TASK DETAILS
Search the records for the string "PressFit" and copy every line in which it appears.

RECORDS FOR THE TASK
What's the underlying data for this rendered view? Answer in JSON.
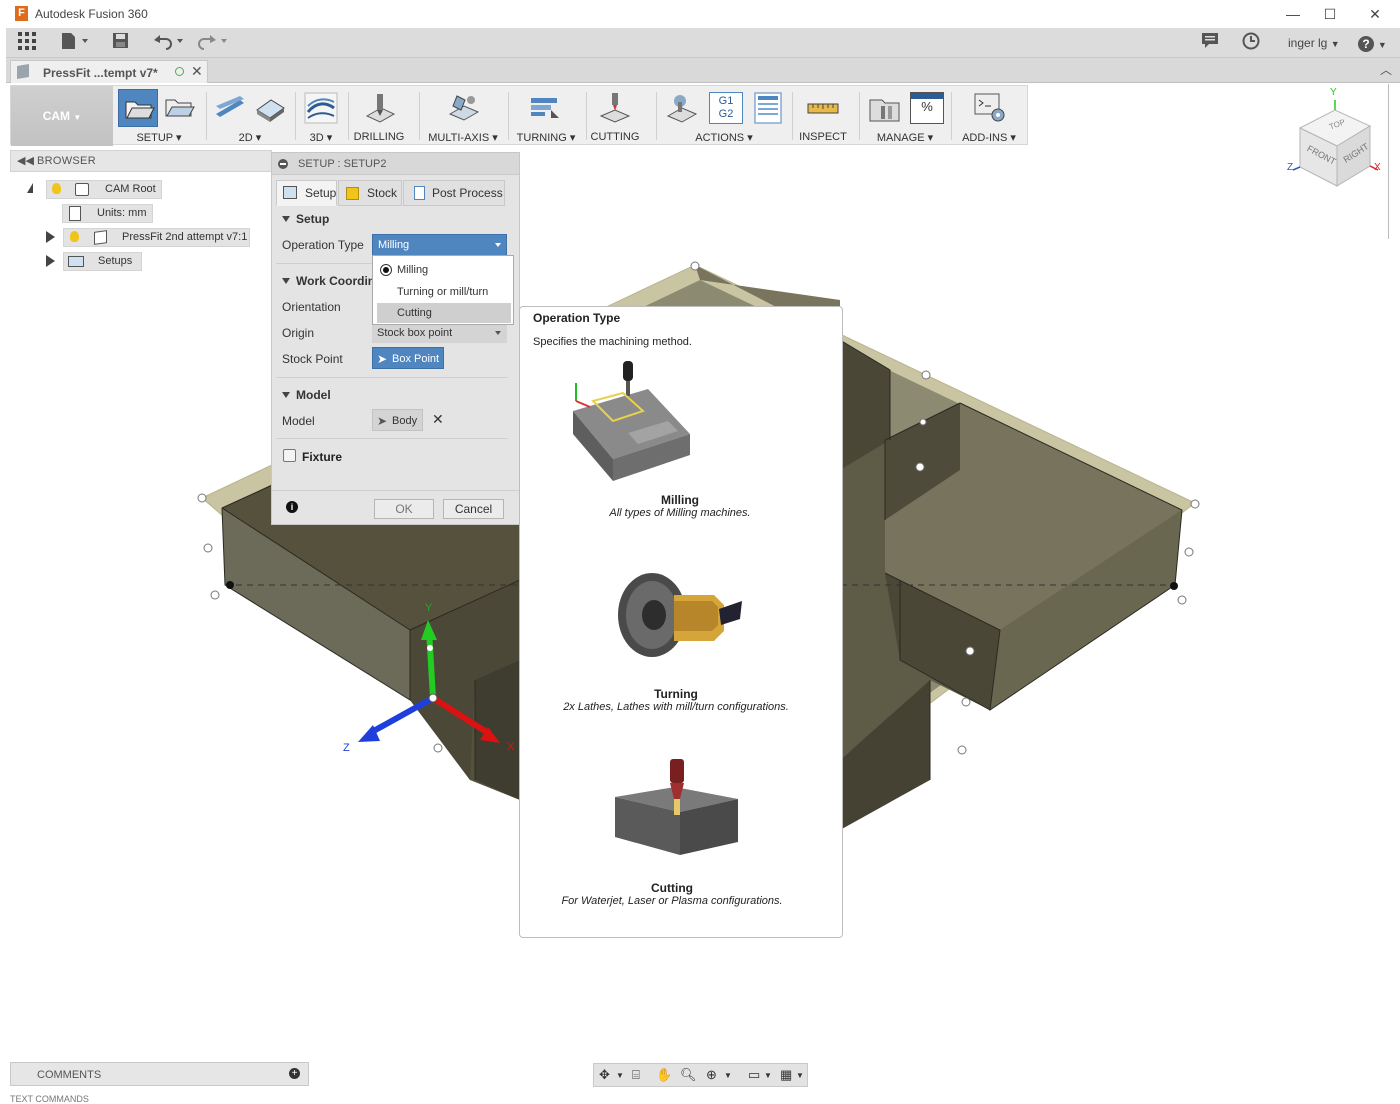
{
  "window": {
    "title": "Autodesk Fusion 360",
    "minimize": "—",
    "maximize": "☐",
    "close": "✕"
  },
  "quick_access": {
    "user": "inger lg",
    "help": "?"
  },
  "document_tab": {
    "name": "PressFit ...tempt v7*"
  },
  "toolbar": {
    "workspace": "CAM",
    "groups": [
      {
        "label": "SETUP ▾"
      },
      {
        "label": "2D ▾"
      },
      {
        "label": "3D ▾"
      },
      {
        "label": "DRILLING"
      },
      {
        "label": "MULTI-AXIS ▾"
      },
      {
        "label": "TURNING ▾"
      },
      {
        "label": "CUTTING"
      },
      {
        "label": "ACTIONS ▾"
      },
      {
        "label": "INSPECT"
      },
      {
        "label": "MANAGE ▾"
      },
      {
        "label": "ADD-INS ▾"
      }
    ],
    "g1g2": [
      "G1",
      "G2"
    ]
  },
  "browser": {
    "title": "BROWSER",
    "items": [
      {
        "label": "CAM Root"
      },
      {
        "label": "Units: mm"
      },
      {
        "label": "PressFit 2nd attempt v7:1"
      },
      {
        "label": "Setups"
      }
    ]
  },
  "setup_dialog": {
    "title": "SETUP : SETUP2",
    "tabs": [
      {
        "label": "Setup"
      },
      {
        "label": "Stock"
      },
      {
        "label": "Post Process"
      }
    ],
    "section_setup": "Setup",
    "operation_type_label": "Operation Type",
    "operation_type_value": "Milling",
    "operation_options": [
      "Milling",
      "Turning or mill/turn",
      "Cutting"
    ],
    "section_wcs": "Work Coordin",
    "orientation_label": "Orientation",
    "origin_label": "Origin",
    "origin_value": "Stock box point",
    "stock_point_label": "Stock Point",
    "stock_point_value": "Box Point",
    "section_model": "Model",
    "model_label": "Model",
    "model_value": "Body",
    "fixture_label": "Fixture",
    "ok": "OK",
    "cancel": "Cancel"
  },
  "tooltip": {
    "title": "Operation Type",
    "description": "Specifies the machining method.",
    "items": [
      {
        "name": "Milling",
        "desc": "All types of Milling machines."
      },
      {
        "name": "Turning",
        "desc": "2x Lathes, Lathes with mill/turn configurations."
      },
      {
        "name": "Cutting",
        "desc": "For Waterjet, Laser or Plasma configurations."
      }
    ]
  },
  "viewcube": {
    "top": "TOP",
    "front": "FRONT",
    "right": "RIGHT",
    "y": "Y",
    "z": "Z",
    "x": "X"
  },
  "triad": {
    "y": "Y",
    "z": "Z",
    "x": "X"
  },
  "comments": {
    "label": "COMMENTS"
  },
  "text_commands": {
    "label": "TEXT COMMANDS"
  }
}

RESULT BELOW
    "name": "PressFit ...tempt v7*"
        "label": "PressFit 2nd attempt v7:1"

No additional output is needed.